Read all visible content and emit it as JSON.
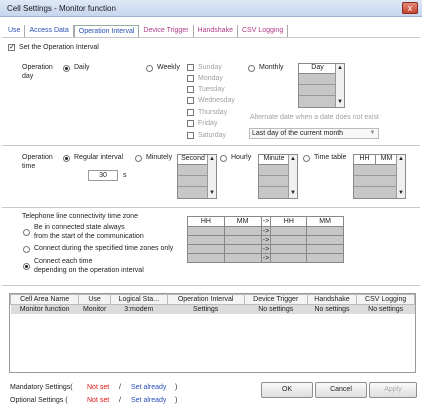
{
  "window": {
    "title": "Cell Settings - Monitor function",
    "close": "x"
  },
  "tabs": [
    {
      "label": "Use"
    },
    {
      "label": "Access Data"
    },
    {
      "label": "Operation Interval"
    },
    {
      "label": "Device Trigger"
    },
    {
      "label": "Handshake"
    },
    {
      "label": "CSV Logging"
    }
  ],
  "set_interval": {
    "label": "Set the Operation Interval",
    "checked": true
  },
  "day": {
    "label_line1": "Operation",
    "label_line2": "day",
    "daily": "Daily",
    "weekly": "Weekly",
    "monthly": "Monthly",
    "weekdays": [
      "Sunday",
      "Monday",
      "Tuesday",
      "Wednesday",
      "Thursday",
      "Friday",
      "Saturday"
    ],
    "day_list_header": "Day",
    "alternate_label": "Alternate date when a date does not exist",
    "alternate_value": "Last day of the current month"
  },
  "time": {
    "label_line1": "Operation",
    "label_line2": "time",
    "regular": "Regular interval",
    "minutely": "Minutely",
    "hourly": "Hourly",
    "timetable": "Time table",
    "interval_value": "30",
    "interval_unit": "s",
    "second_header": "Second",
    "minute_header": "Minute",
    "hh": "HH",
    "mm": "MM"
  },
  "telephone": {
    "title": "Telephone line connectivity time zone",
    "opt1_line1": "Be in connected state always",
    "opt1_line2": "from the start of the communication",
    "opt2": "Connect during the specified time zones only",
    "opt3_line1": "Connect each time",
    "opt3_line2": "depending on the operation interval",
    "col_hh": "HH",
    "col_mm": "MM",
    "arrow": "->",
    "colon": ":"
  },
  "grid": {
    "columns": [
      "Cell Area Name",
      "Use",
      "Logical Sta...",
      "Operation Interval",
      "Device Trigger",
      "Handshake",
      "CSV Logging"
    ],
    "rows": [
      [
        "Monitor function",
        "Monitor",
        "3:modem",
        "Settings",
        "No settings",
        "No settings",
        "No settings"
      ]
    ]
  },
  "footer": {
    "mandatory_label": "Mandatory Settings(",
    "optional_label": "Optional Settings  (",
    "not_set": "Not set",
    "slash": "/",
    "set_already": "Set already",
    "close_paren": ")",
    "ok": "OK",
    "cancel": "Cancel",
    "apply": "Apply"
  }
}
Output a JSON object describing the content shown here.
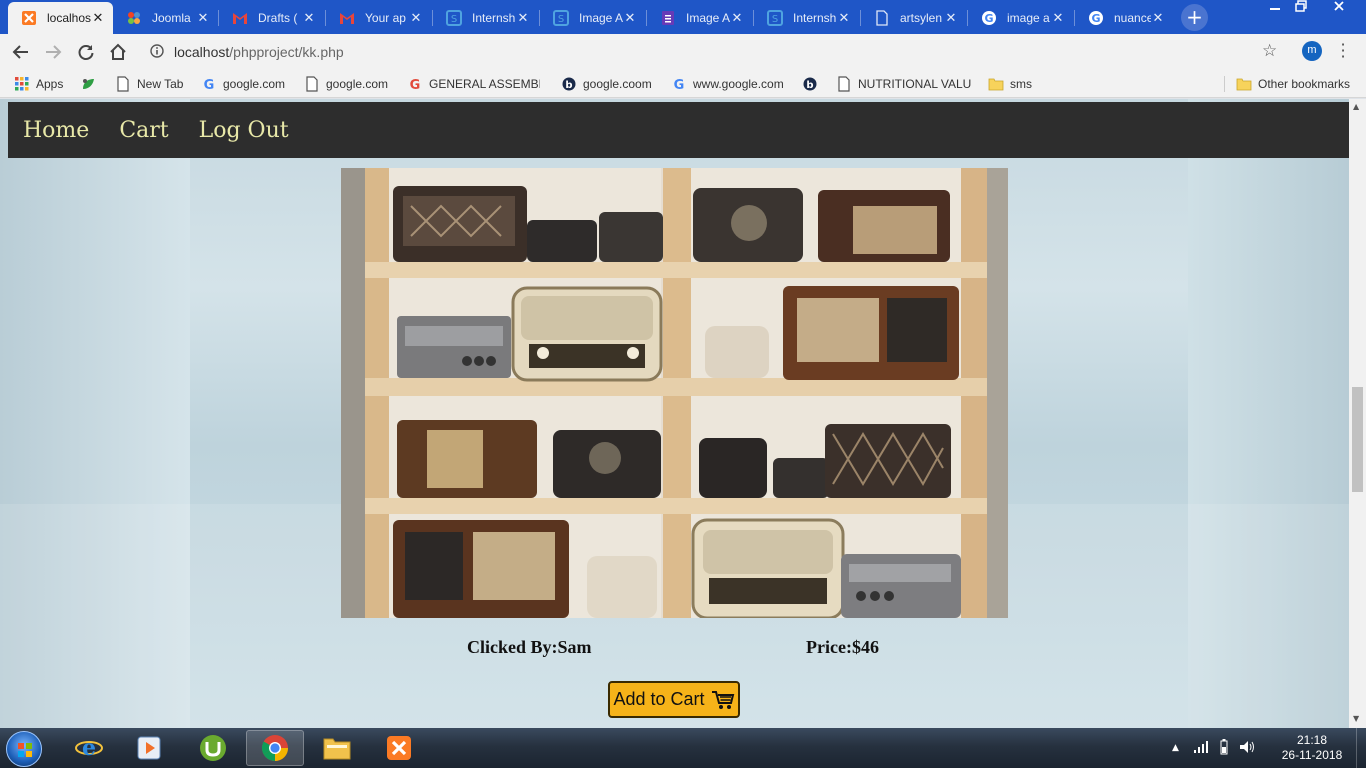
{
  "browser": {
    "tabs": [
      {
        "title": "localhost",
        "icon": "xampp-icon",
        "active": true
      },
      {
        "title": "Joomla",
        "icon": "joomla-icon"
      },
      {
        "title": "Drafts (",
        "icon": "gmail-icon"
      },
      {
        "title": "Your ap",
        "icon": "gmail-icon"
      },
      {
        "title": "Internsh",
        "icon": "internshala-icon"
      },
      {
        "title": "Image A",
        "icon": "internshala-icon"
      },
      {
        "title": "Image A",
        "icon": "forms-icon"
      },
      {
        "title": "Internsh",
        "icon": "internshala-icon"
      },
      {
        "title": "artsylen",
        "icon": "page-icon"
      },
      {
        "title": "image a",
        "icon": "google-icon"
      },
      {
        "title": "nuance",
        "icon": "google-icon"
      }
    ],
    "new_tab_label": "+",
    "url_host": "localhost",
    "url_path": "/phpproject/kk.php",
    "profile_initial": "m",
    "bookmarks": [
      {
        "label": "Apps",
        "icon": "apps-grid-icon"
      },
      {
        "label": "",
        "icon": "bookmark-leaf-icon"
      },
      {
        "label": "New Tab",
        "icon": "page-icon"
      },
      {
        "label": "google.com",
        "icon": "google-icon"
      },
      {
        "label": "google.com",
        "icon": "page-icon"
      },
      {
        "label": "GENERAL ASSEMBLY",
        "icon": "g-icon"
      },
      {
        "label": "google.coom",
        "icon": "bing-icon"
      },
      {
        "label": "www.google.com",
        "icon": "google-icon"
      },
      {
        "label": "",
        "icon": "bing-icon"
      },
      {
        "label": "NUTRITIONAL VALUE",
        "icon": "page-icon"
      },
      {
        "label": "sms",
        "icon": "folder-icon"
      }
    ],
    "other_bookmarks": "Other bookmarks"
  },
  "site": {
    "nav": [
      "Home",
      "Cart",
      "Log Out"
    ],
    "clicked_by": "Clicked By:Sam",
    "price": "Price:$46",
    "add_to_cart": "Add to Cart"
  },
  "taskbar": {
    "apps": [
      "internet-explorer-icon",
      "media-player-icon",
      "utorrent-icon",
      "chrome-icon",
      "file-explorer-icon",
      "xampp-icon"
    ],
    "time": "21:18",
    "date": "26-11-2018"
  },
  "colors": {
    "tab_strip": "#1f56c7",
    "nav_bg": "#2d2d2d",
    "nav_link": "#e8e8a8",
    "cart_button": "#f6b319"
  }
}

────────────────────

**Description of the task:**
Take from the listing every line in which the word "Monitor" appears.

**Task answer:**
    "title": "Cell Settings - Monitor function",
        "Monitor function",
        "Monitor",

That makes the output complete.